:: DATA SUPPLIED
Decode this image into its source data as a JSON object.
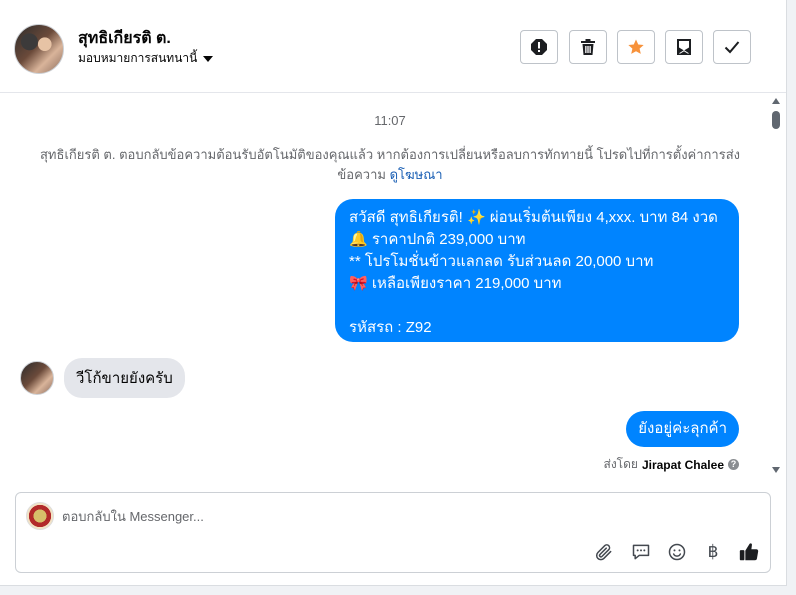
{
  "header": {
    "contact_name": "สุทธิเกียรติ ต.",
    "assign_label": "มอบหมายการสนทนานี้",
    "buttons": [
      {
        "name": "spam",
        "icon": "exclamation-icon"
      },
      {
        "name": "delete",
        "icon": "trash-icon"
      },
      {
        "name": "star",
        "icon": "star-icon",
        "color": "#f7923b"
      },
      {
        "name": "archive",
        "icon": "archive-icon"
      },
      {
        "name": "done",
        "icon": "check-icon"
      }
    ]
  },
  "chat": {
    "timestamp": "11:07",
    "notice_text": "สุทธิเกียรติ ต. ตอบกลับข้อความต้อนรับอัตโนมัติของคุณแล้ว หากต้องการเปลี่ยนหรือลบการทักทายนี้ โปรดไปที่การตั้งค่าการส่งข้อความ",
    "notice_link": "ดูโฆษณา",
    "outgoing_1_lines": [
      "สวัสดี สุทธิเกียรติ! ✨  ผ่อนเริ่มต้นเพียง 4,xxx. บาท 84 งวด",
      "🔔 ราคาปกติ 239,000 บาท",
      "** โปรโมชั่นข้าวแลกลด รับส่วนลด 20,000 บาท",
      "🎀  เหลือเพียงราคา 219,000 บาท",
      "",
      " รหัสรถ : Z92"
    ],
    "incoming_1": "วีโก้ขายยังครับ",
    "outgoing_2": "ยังอยู่ค่ะลุกค้า",
    "sent_by_prefix": "ส่งโดย",
    "sent_by_name": "Jirapat Chalee",
    "accent_color": "#0084ff"
  },
  "composer": {
    "placeholder": "ตอบกลับใน Messenger...",
    "value": "",
    "tools": [
      "paperclip-icon",
      "saved-reply-icon",
      "emoji-icon",
      "baht-icon",
      "like-icon"
    ],
    "baht_symbol": "฿"
  }
}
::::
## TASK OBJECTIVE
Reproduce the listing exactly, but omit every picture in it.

## ANSWER
Decode this image into its source data as a JSON object.
{
  "header": {
    "contact_name": "สุทธิเกียรติ ต.",
    "assign_label": "มอบหมายการสนทนานี้",
    "buttons": [
      {
        "name": "spam",
        "icon": "exclamation-icon"
      },
      {
        "name": "delete",
        "icon": "trash-icon"
      },
      {
        "name": "star",
        "icon": "star-icon",
        "color": "#f7923b"
      },
      {
        "name": "archive",
        "icon": "archive-icon"
      },
      {
        "name": "done",
        "icon": "check-icon"
      }
    ]
  },
  "chat": {
    "timestamp": "11:07",
    "notice_text": "สุทธิเกียรติ ต. ตอบกลับข้อความต้อนรับอัตโนมัติของคุณแล้ว หากต้องการเปลี่ยนหรือลบการทักทายนี้ โปรดไปที่การตั้งค่าการส่งข้อความ",
    "notice_link": "ดูโฆษณา",
    "outgoing_1_lines": [
      "สวัสดี สุทธิเกียรติ! ✨  ผ่อนเริ่มต้นเพียง 4,xxx. บาท 84 งวด",
      "🔔 ราคาปกติ 239,000 บาท",
      "** โปรโมชั่นข้าวแลกลด รับส่วนลด 20,000 บาท",
      "🎀  เหลือเพียงราคา 219,000 บาท",
      "",
      " รหัสรถ : Z92"
    ],
    "incoming_1": "วีโก้ขายยังครับ",
    "outgoing_2": "ยังอยู่ค่ะลุกค้า",
    "sent_by_prefix": "ส่งโดย",
    "sent_by_name": "Jirapat Chalee",
    "accent_color": "#0084ff"
  },
  "composer": {
    "placeholder": "ตอบกลับใน Messenger...",
    "value": "",
    "tools": [
      "paperclip-icon",
      "saved-reply-icon",
      "emoji-icon",
      "baht-icon",
      "like-icon"
    ],
    "baht_symbol": "฿"
  }
}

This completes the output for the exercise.